My nephew, who will be six years old next month, was just diagnosed with type 1 diabetes a few weeks ago. My sister and brother-in-law have recently been cutting his insulin doses, sometimes to half the amount they were told to give. They check his blood sugar levels as they were instructed and they are in the normal range more times than not. They are monitoring his diet very closely and trying to get the balance he needs using whole foods and cutting down on processed items. Being a typical boy, he has always been very physically active and gets plenty of exercise. To see my nephew you would never know that he had diabetes. He is dealing with it very well, but then so many times children handle these setbacks in life so much more graciously than the adults. I am concerned however because he still isn't old enough to know if he is feeling the way he should. Kids don't often complain about how they feel, and I worry that there will be no outward signs if he is feeling differently. They have not told his diabetes team what they are doing when they call in his readings every morning. (They are still monitoring his levels since it has been such a short time ago he was diagnosed.) Is what they are doing okay?
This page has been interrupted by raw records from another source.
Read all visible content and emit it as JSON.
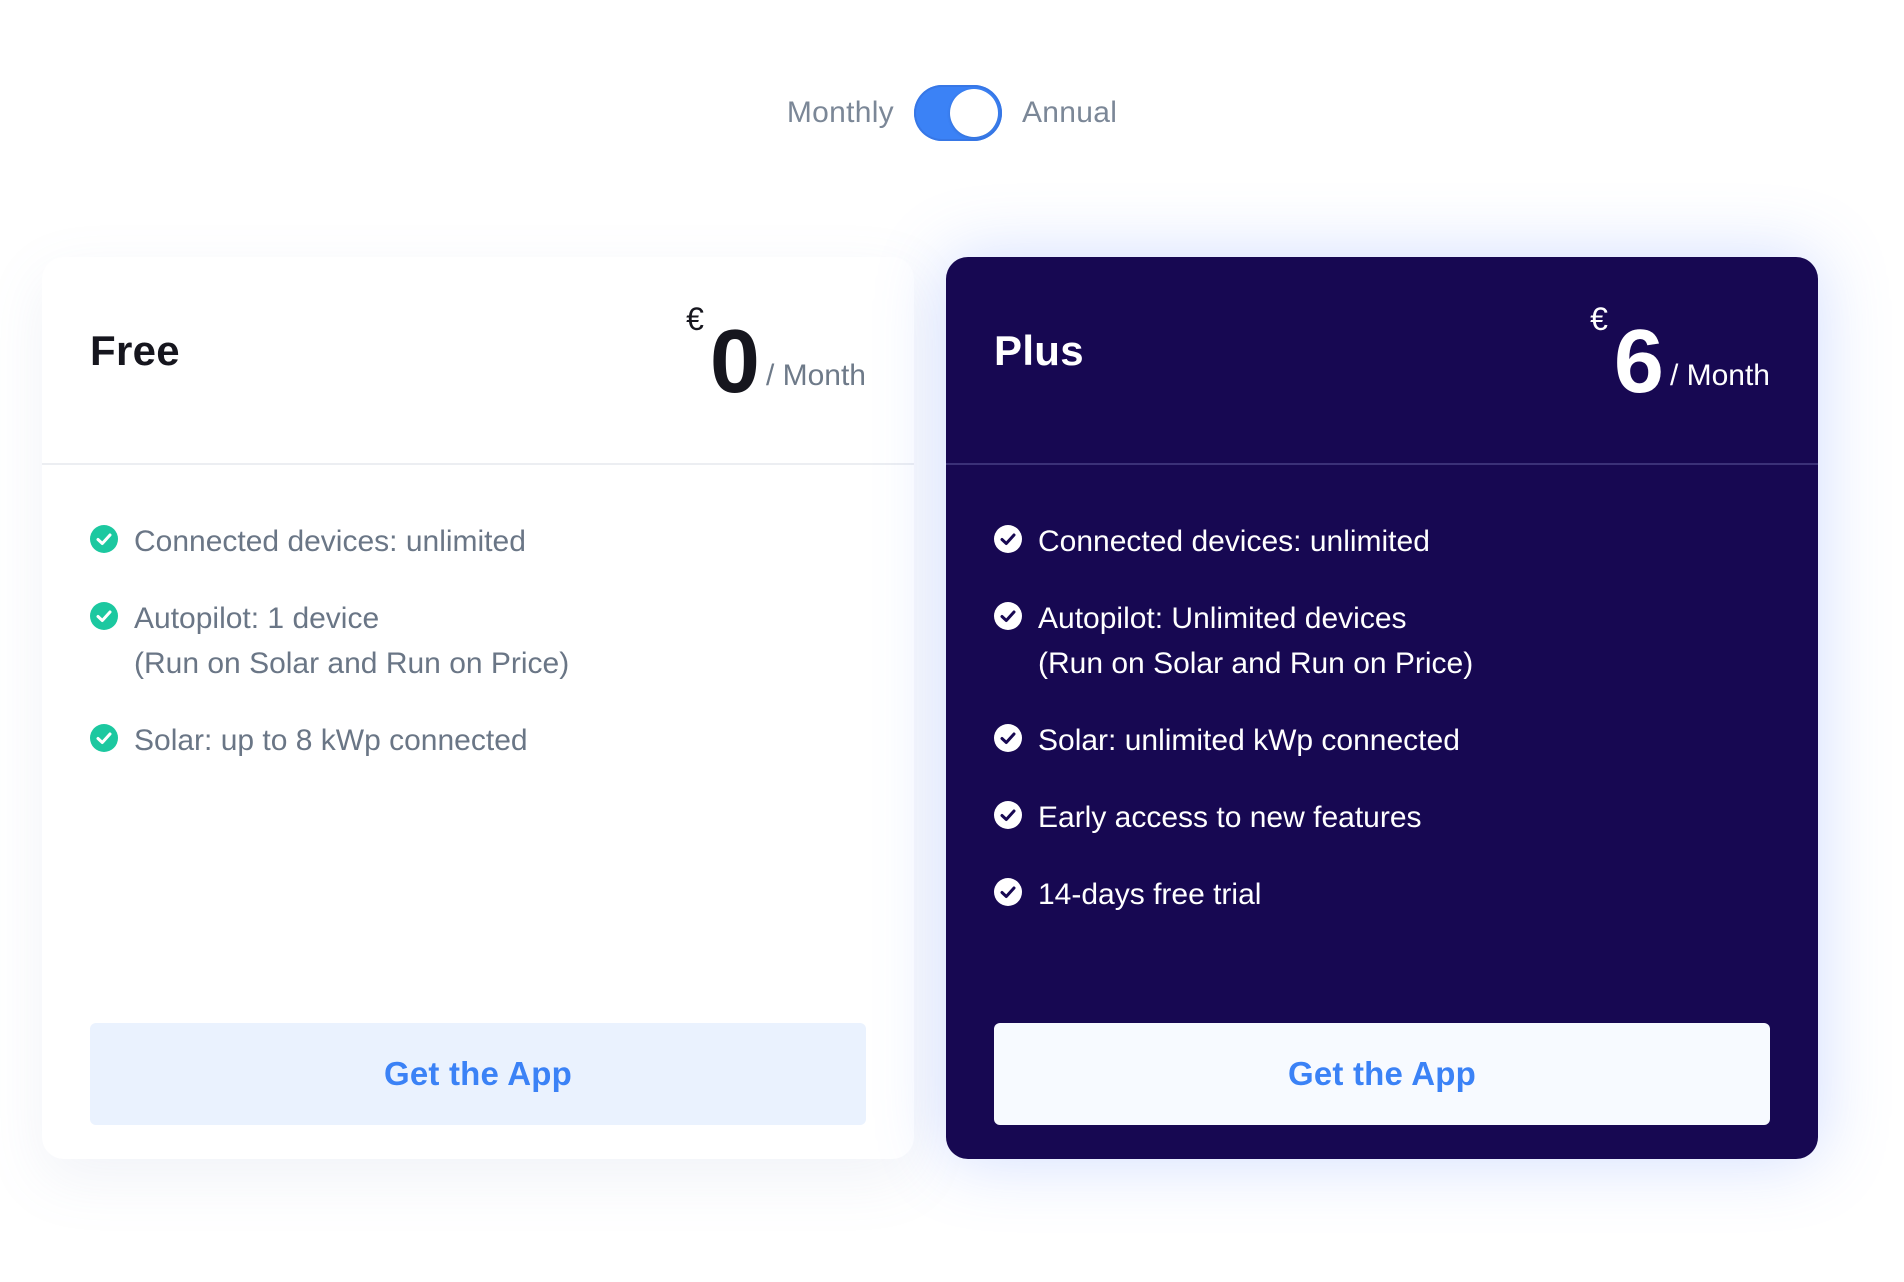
{
  "billing_toggle": {
    "monthly_label": "Monthly",
    "annual_label": "Annual",
    "selected": "Annual"
  },
  "colors": {
    "accent": "#3b82f6",
    "plus_card_bg": "#170852",
    "free_check": "#1cc8a0"
  },
  "plans": [
    {
      "name": "Free",
      "currency": "€",
      "price": "0",
      "period": "/ Month",
      "features": [
        "Connected devices: unlimited",
        "Autopilot: 1 device",
        "(Run on Solar and Run on Price)",
        "Solar: up to 8 kWp connected"
      ],
      "cta": "Get the App",
      "check_icon": "check-circle-icon"
    },
    {
      "name": "Plus",
      "currency": "€",
      "price": "6",
      "period": "/ Month",
      "features": [
        "Connected devices: unlimited",
        "Autopilot: Unlimited devices",
        "(Run on Solar and Run on Price)",
        "Solar: unlimited kWp connected",
        "Early access to new features",
        "14-days free trial"
      ],
      "cta": "Get the App",
      "check_icon": "check-circle-icon"
    }
  ]
}
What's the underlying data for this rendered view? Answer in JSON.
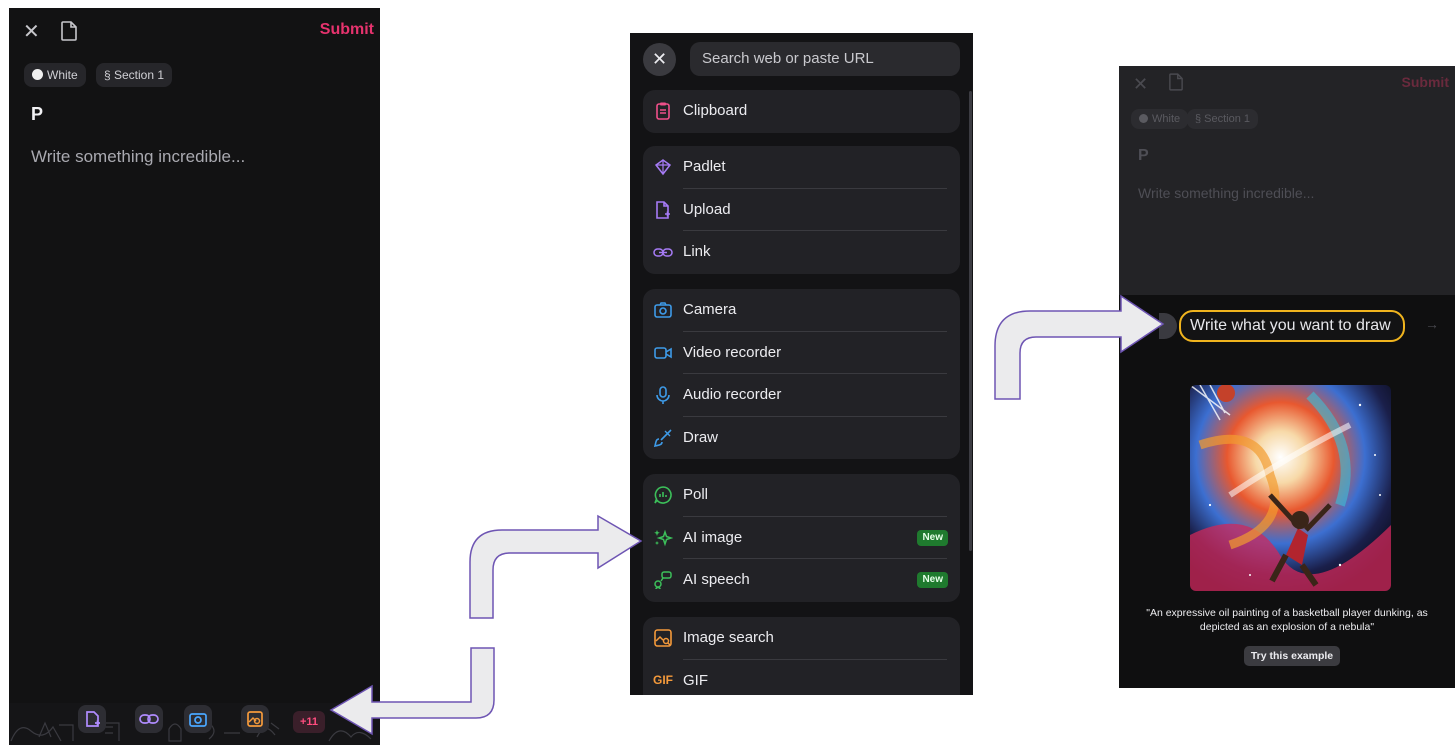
{
  "editor": {
    "submit_label": "Submit",
    "color_chip": "White",
    "section_chip": "§ Section 1",
    "title": "P",
    "body_placeholder": "Write something incredible...",
    "more_badge": "+11"
  },
  "menu": {
    "search_placeholder": "Search web or paste URL",
    "groups": [
      {
        "items": [
          {
            "label": "Clipboard",
            "icon": "clipboard-icon",
            "color": "#f0508a"
          }
        ]
      },
      {
        "items": [
          {
            "label": "Padlet",
            "icon": "padlet-icon",
            "color": "#a67bf5"
          },
          {
            "label": "Upload",
            "icon": "upload-icon",
            "color": "#a67bf5"
          },
          {
            "label": "Link",
            "icon": "link-icon",
            "color": "#a67bf5"
          }
        ]
      },
      {
        "items": [
          {
            "label": "Camera",
            "icon": "camera-icon",
            "color": "#3e9be8"
          },
          {
            "label": "Video recorder",
            "icon": "video-icon",
            "color": "#3e9be8"
          },
          {
            "label": "Audio recorder",
            "icon": "microphone-icon",
            "color": "#3e9be8"
          },
          {
            "label": "Draw",
            "icon": "brush-icon",
            "color": "#3e9be8"
          }
        ]
      },
      {
        "items": [
          {
            "label": "Poll",
            "icon": "poll-icon",
            "color": "#3cbf5a"
          },
          {
            "label": "AI image",
            "icon": "sparkle-icon",
            "color": "#3cbf5a",
            "badge": "New"
          },
          {
            "label": "AI speech",
            "icon": "speech-icon",
            "color": "#3cbf5a",
            "badge": "New"
          }
        ]
      },
      {
        "items": [
          {
            "label": "Image search",
            "icon": "image-search-icon",
            "color": "#f59a3b"
          },
          {
            "label": "GIF",
            "icon": "gif-icon",
            "color": "#f59a3b"
          }
        ]
      }
    ]
  },
  "ai_panel": {
    "submit_label": "Submit",
    "color_chip": "White",
    "section_chip": "§ Section 1",
    "title": "P",
    "body_placeholder": "Write something incredible...",
    "prompt_placeholder": "Write what you want to draw",
    "example_caption": "\"An expressive oil painting of a basketball player dunking, as depicted as an explosion of a nebula\"",
    "try_label": "Try this example"
  }
}
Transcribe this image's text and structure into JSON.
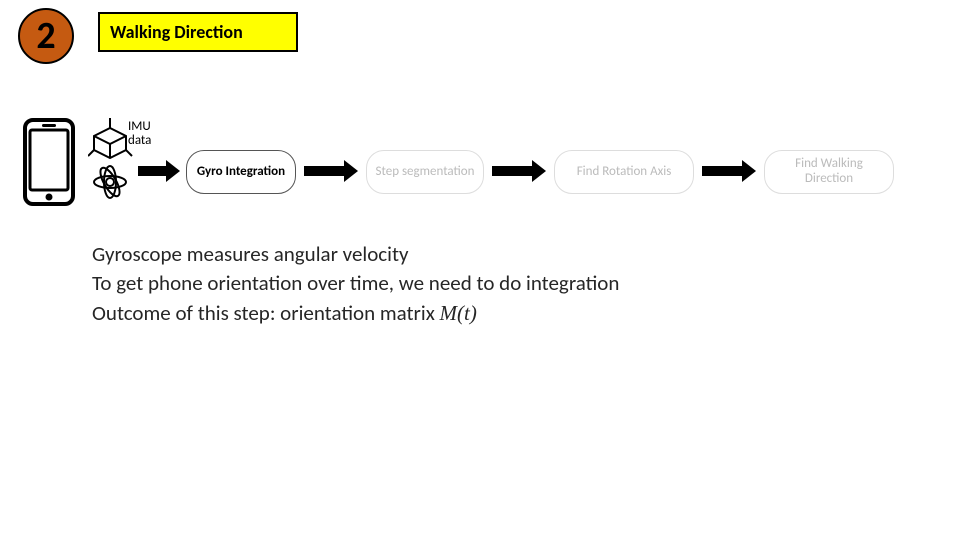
{
  "section": {
    "number": "2",
    "title": "Walking Direction"
  },
  "flow": {
    "imu_label_l1": "IMU",
    "imu_label_l2": "data",
    "node1": "Gyro Integration",
    "node2": "Step segmentation",
    "node3": "Find Rotation Axis",
    "node4": "Find Walking Direction"
  },
  "body": {
    "line1": "Gyroscope measures angular velocity",
    "line2": "To get phone orientation over time, we need to do integration",
    "line3_pre": "Outcome of this step:  orientation matrix ",
    "line3_formula": "M(t)"
  }
}
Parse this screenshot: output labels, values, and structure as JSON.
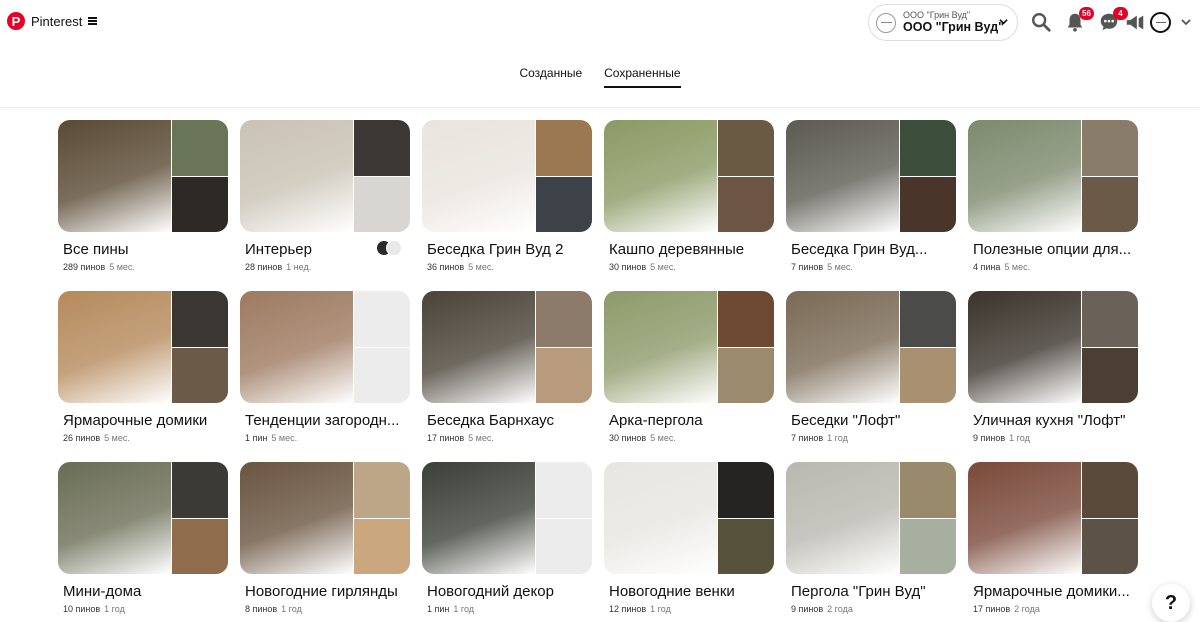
{
  "header": {
    "brand": "Pinterest",
    "account": {
      "small_name": "ООО \"Грин Вуд\"",
      "name": "ООО \"Грин Вуд\""
    },
    "notifications_count": "56",
    "messages_count": "4",
    "icons": [
      "search-icon",
      "bell-icon",
      "chat-icon",
      "megaphone-icon"
    ]
  },
  "tabs": [
    {
      "label": "Созданные",
      "active": false
    },
    {
      "label": "Сохраненные",
      "active": true
    }
  ],
  "boards": [
    {
      "title": "Все пины",
      "count": "289 пинов",
      "age": "5 мес.",
      "colors": [
        "#5a4a34",
        "#6a7457",
        "#2d2a25"
      ]
    },
    {
      "title": "Интерьер",
      "count": "28 пинов",
      "age": "1 нед.",
      "colors": [
        "#c9c2b4",
        "#3b3836",
        "#d8d6d2"
      ]
    },
    {
      "title": "Беседка Грин Вуд 2",
      "count": "36 пинов",
      "age": "5 мес.",
      "colors": [
        "#e9e4dd",
        "#9c7852",
        "#3d4148"
      ]
    },
    {
      "title": "Кашпо деревянные",
      "count": "30 пинов",
      "age": "5 мес.",
      "colors": [
        "#8a9a64",
        "#6b5a43",
        "#6c5542"
      ]
    },
    {
      "title": "Беседка Грин Вуд...",
      "count": "7 пинов",
      "age": "5 мес.",
      "colors": [
        "#5c5b52",
        "#3d4d3b",
        "#4a352a"
      ]
    },
    {
      "title": "Полезные опции для...",
      "count": "4 пина",
      "age": "5 мес.",
      "colors": [
        "#7d8a6e",
        "#8a7c6a",
        "#6c5a48"
      ]
    },
    {
      "title": "Ярмарочные домики",
      "count": "26 пинов",
      "age": "5 мес.",
      "colors": [
        "#b58a5c",
        "#3a3632",
        "#6b5a48"
      ]
    },
    {
      "title": "Тенденции загородн...",
      "count": "1 пин",
      "age": "5 мес.",
      "colors": [
        "#9d7a60",
        "#ececec",
        "#ececec"
      ]
    },
    {
      "title": "Беседка Барнхаус",
      "count": "17 пинов",
      "age": "5 мес.",
      "colors": [
        "#4a4338",
        "#8c7b6a",
        "#b79b7c"
      ]
    },
    {
      "title": "Арка-пергола",
      "count": "30 пинов",
      "age": "5 мес.",
      "colors": [
        "#8e9a6a",
        "#6e4a33",
        "#9c8a6c"
      ]
    },
    {
      "title": "Беседки \"Лофт\"",
      "count": "7 пинов",
      "age": "1 год",
      "colors": [
        "#7a6a55",
        "#4b4b49",
        "#a89070"
      ]
    },
    {
      "title": "Уличная кухня \"Лофт\"",
      "count": "9 пинов",
      "age": "1 год",
      "colors": [
        "#3b342c",
        "#6a6259",
        "#4b3e32"
      ]
    },
    {
      "title": "Мини-дома",
      "count": "10 пинов",
      "age": "1 год",
      "colors": [
        "#6a6d55",
        "#3c3a34",
        "#8f6d4c"
      ]
    },
    {
      "title": "Новогодние гирлянды",
      "count": "8 пинов",
      "age": "1 год",
      "colors": [
        "#6a5540",
        "#bca687",
        "#caa77e"
      ]
    },
    {
      "title": "Новогодний декор",
      "count": "1 пин",
      "age": "1 год",
      "colors": [
        "#3d4038",
        "#ececec",
        "#ececec"
      ]
    },
    {
      "title": "Новогодние венки",
      "count": "12 пинов",
      "age": "1 год",
      "colors": [
        "#e8e6e2",
        "#252423",
        "#55513b"
      ]
    },
    {
      "title": "Пергола \"Грин Вуд\"",
      "count": "9 пинов",
      "age": "2 года",
      "colors": [
        "#b9b8b0",
        "#9a8a6c",
        "#a7b0a0"
      ]
    },
    {
      "title": "Ярмарочные домики...",
      "count": "17 пинов",
      "age": "2 года",
      "colors": [
        "#7a4a3a",
        "#5a4a3a",
        "#5c5246"
      ]
    }
  ],
  "help_label": "?"
}
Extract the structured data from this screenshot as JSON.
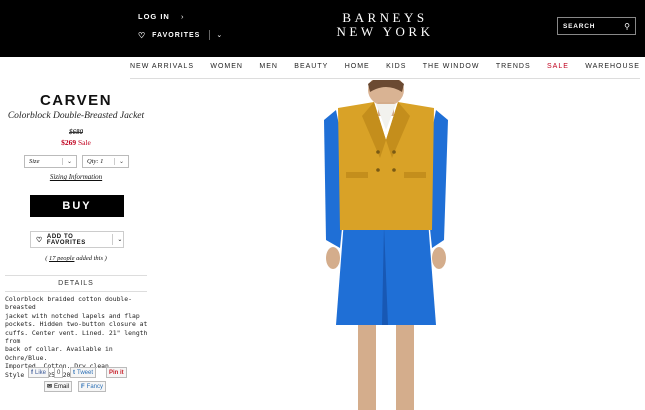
{
  "header": {
    "login_label": "LOG IN",
    "login_chevron": "›",
    "favorites_label": "FAVORITES",
    "favorites_dropdown": "⌄",
    "logo_line1": "BARNEYS",
    "logo_line2": "NEW YORK",
    "search_placeholder": "SEARCH",
    "icons": [
      "heart-icon",
      "search-icon",
      "chevron-right-icon",
      "chevron-down-icon"
    ]
  },
  "nav": {
    "items": [
      "NEW ARRIVALS",
      "WOMEN",
      "MEN",
      "BEAUTY",
      "HOME",
      "KIDS",
      "THE WINDOW",
      "TRENDS",
      "SALE",
      "WAREHOUSE"
    ],
    "sale_color": "#c0001e"
  },
  "product": {
    "brand": "CARVEN",
    "name": "Colorblock Double-Breasted Jacket",
    "original_price": "$680",
    "sale_price_amount": "$269",
    "sale_price_label": "Sale",
    "size_select": "Size",
    "qty_select": "Qty: 1",
    "sizing_link": "Sizing Information",
    "buy_label": "BUY",
    "add_favorites_label": "ADD TO FAVORITES",
    "added_prefix": "( ",
    "added_count": "17 people",
    "added_suffix": " added this )",
    "details_heading": "DETAILS",
    "description": [
      "Colorblock braided cotton double-breasted",
      "jacket with notched lapels and flap",
      "pockets. Hidden two-button closure at",
      "cuffs. Center vent. Lined. 21\" length from",
      "back of collar. Available in Ochre/Blue.",
      "Imported. Cotton. Dry clean.",
      "Style # 502256920"
    ],
    "jacket_color": "#d9a227",
    "dress_color": "#1f6fd6"
  },
  "social": {
    "like_label": "Like",
    "like_count": "0",
    "tweet_label": "Tweet",
    "pin_label": "Pin it",
    "email_label": "Email",
    "fancy_label": "Fancy"
  }
}
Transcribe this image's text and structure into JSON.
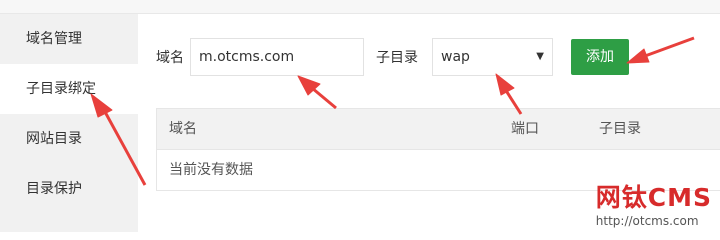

Answer:

The first few weeks and months with diabetes are called the “honeymoon” stage because the need for insulin can decrease dramatically. It is not unusual to see insulin doses drop to just a few units 2-3 times per day with normal and near normal blood sugar readings. Unfortunately, this ease of sugar control is fleeting — and when the pancreas finally totally quits working in a few months after diagnosis (sometimes a year or two), blood sugars become a bit more difficult to control. Your nephew’s diabetes team should be quite willing to adjust the insulin dosing to accommodate needs during this period.

MSB

[Editor’s comment: Typically, part of the daily phone procedure for a newly diagnosed child is for parents to tell the team not only the blood sugar levels, but the current insulin doses as well. I cannot imagine that your nephew’s diabetes team does not know that the dose is decreasing. Perhaps, you have misinterpreted what his parents have told you. It appears to me that he is doing well and his parents seem to doing a fine job.

SS]